Thursday, October 11, 2007
I found this picture of Woody Guthrie online the other day. I like Woody Guthrie--I don't listen to his music very often, but I like the IDEA of Woody Guthrie. He was a great songwriter and an overall cool guy. I have watched "The Man in the Sand" and I have loved most of the songs (all except the Natalie Merchant ones) on the Wilco/Billy Bragg Mermaid Avenue series. This picture makes him look like a badass--the I-dare-you facial expression, the cigarette, the hot woman behind him drinking a beer--it feels so bohemian, so important.
Ultimately, I think this picture is an emblem of what rock and roll aspired to be--the idea expressed in graffiti, defacing a guitar to tell us the music it emits is deadly to those who wield power irresponsibly.
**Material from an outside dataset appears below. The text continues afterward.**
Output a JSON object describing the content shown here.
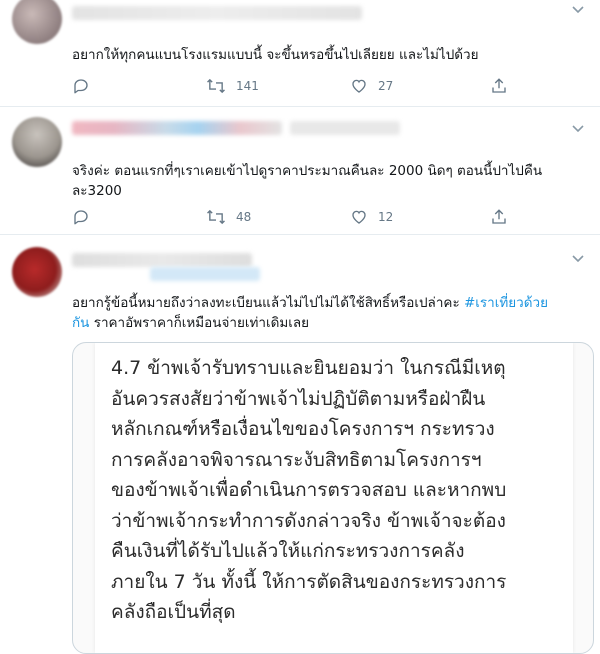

And, ultimately, this is what has become so ridiculous about rock and roll.
How can we listen to protest songs, be they old (Buffalo Springfield) or new (Pearl Jam) without realizing how powerless they are? I must say, though, that there was a time I believed that music could change the world. But experience teaches us otherwise. "Rocking the Vote" has not given us a utopia. In fact, it couldn't even prevent our current fascist-in-chief.
Music is powerful. It soothes us. It provides us comfort and inspiration, but its power is personal, not political.